Exercise prompt
Go through the records below and copy out every line holding "value".

[Web page and app entries]
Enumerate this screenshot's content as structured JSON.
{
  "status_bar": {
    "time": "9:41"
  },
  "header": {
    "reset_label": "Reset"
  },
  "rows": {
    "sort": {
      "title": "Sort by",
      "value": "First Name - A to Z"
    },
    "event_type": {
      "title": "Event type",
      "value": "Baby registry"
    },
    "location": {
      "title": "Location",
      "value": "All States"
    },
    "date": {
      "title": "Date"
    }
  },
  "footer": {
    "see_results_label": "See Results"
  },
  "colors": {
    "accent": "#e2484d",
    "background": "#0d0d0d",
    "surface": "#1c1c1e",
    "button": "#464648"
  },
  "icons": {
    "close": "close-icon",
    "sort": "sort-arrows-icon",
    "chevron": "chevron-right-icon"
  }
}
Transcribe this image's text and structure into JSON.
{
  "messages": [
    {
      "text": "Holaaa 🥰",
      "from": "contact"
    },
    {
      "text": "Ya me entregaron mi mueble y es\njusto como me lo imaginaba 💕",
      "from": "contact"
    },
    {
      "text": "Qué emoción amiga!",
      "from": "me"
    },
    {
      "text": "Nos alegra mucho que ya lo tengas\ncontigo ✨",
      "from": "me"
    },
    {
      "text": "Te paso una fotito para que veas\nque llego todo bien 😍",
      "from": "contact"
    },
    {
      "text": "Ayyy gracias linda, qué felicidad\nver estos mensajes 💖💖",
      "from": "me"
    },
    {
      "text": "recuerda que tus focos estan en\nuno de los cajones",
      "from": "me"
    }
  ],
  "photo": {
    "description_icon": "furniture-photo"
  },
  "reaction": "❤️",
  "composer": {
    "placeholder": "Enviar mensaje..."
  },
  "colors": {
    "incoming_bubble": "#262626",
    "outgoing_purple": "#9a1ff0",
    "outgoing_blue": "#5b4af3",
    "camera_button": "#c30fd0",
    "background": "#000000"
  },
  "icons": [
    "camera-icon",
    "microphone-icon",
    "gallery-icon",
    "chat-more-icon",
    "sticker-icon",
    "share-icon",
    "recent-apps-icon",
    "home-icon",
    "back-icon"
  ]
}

Written reply
      "value": "First Name - A to Z"
      "value": "Baby registry"
      "value": "All States"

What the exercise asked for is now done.